Recorded information =>
[Start of Attachment]

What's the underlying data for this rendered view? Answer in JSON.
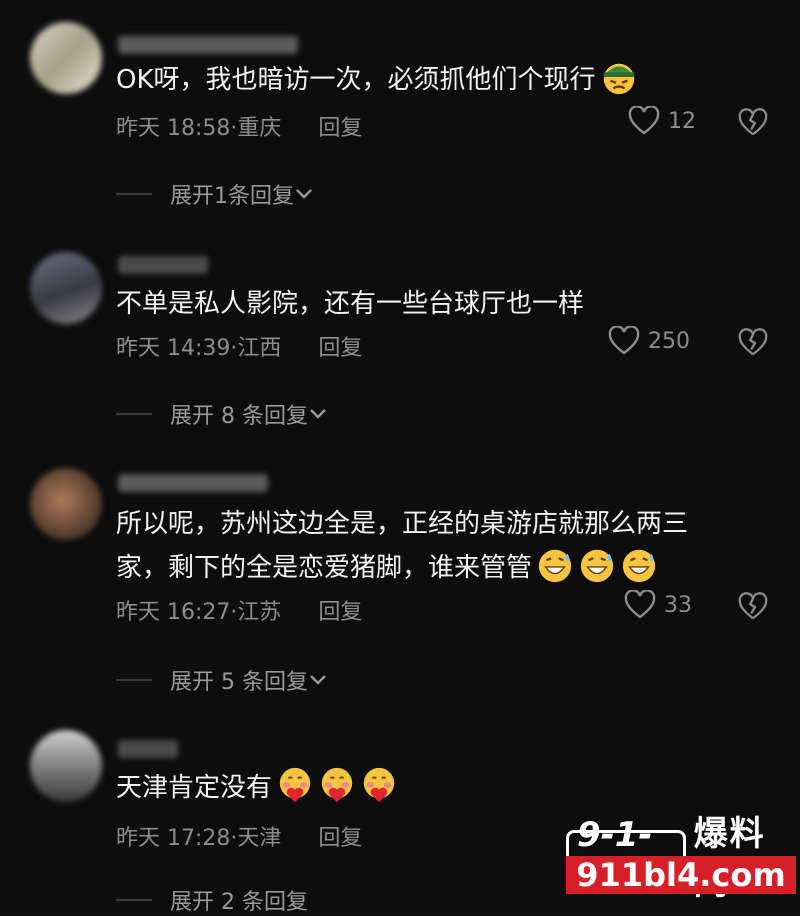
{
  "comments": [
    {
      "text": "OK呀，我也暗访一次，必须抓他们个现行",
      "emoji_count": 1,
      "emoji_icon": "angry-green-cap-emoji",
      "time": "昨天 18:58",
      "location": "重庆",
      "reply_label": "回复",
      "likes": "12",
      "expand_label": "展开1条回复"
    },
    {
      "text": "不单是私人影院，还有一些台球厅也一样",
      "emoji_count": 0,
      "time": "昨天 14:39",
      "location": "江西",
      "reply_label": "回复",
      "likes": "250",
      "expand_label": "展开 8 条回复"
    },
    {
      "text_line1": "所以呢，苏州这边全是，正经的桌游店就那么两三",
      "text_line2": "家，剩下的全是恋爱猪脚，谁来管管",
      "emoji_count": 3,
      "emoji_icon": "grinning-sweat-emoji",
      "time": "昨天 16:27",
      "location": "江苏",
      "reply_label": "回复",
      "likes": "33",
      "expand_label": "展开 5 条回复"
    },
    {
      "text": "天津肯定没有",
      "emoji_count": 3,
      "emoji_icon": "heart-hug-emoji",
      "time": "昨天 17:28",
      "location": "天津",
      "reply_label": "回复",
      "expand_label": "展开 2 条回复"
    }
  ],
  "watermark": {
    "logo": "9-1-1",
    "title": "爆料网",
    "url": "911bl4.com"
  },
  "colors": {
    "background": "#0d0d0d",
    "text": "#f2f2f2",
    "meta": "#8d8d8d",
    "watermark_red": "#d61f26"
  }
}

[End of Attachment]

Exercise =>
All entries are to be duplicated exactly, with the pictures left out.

Output for this task =>
What's the underlying data for this rendered view? Answer in JSON.
{
  "comments": [
    {
      "text": "OK呀，我也暗访一次，必须抓他们个现行",
      "emoji_count": 1,
      "emoji_icon": "angry-green-cap-emoji",
      "time": "昨天 18:58",
      "location": "重庆",
      "reply_label": "回复",
      "likes": "12",
      "expand_label": "展开1条回复"
    },
    {
      "text": "不单是私人影院，还有一些台球厅也一样",
      "emoji_count": 0,
      "time": "昨天 14:39",
      "location": "江西",
      "reply_label": "回复",
      "likes": "250",
      "expand_label": "展开 8 条回复"
    },
    {
      "text_line1": "所以呢，苏州这边全是，正经的桌游店就那么两三",
      "text_line2": "家，剩下的全是恋爱猪脚，谁来管管",
      "emoji_count": 3,
      "emoji_icon": "grinning-sweat-emoji",
      "time": "昨天 16:27",
      "location": "江苏",
      "reply_label": "回复",
      "likes": "33",
      "expand_label": "展开 5 条回复"
    },
    {
      "text": "天津肯定没有",
      "emoji_count": 3,
      "emoji_icon": "heart-hug-emoji",
      "time": "昨天 17:28",
      "location": "天津",
      "reply_label": "回复",
      "expand_label": "展开 2 条回复"
    }
  ],
  "watermark": {
    "logo": "9-1-1",
    "title": "爆料网",
    "url": "911bl4.com"
  },
  "colors": {
    "background": "#0d0d0d",
    "text": "#f2f2f2",
    "meta": "#8d8d8d",
    "watermark_red": "#d61f26"
  }
}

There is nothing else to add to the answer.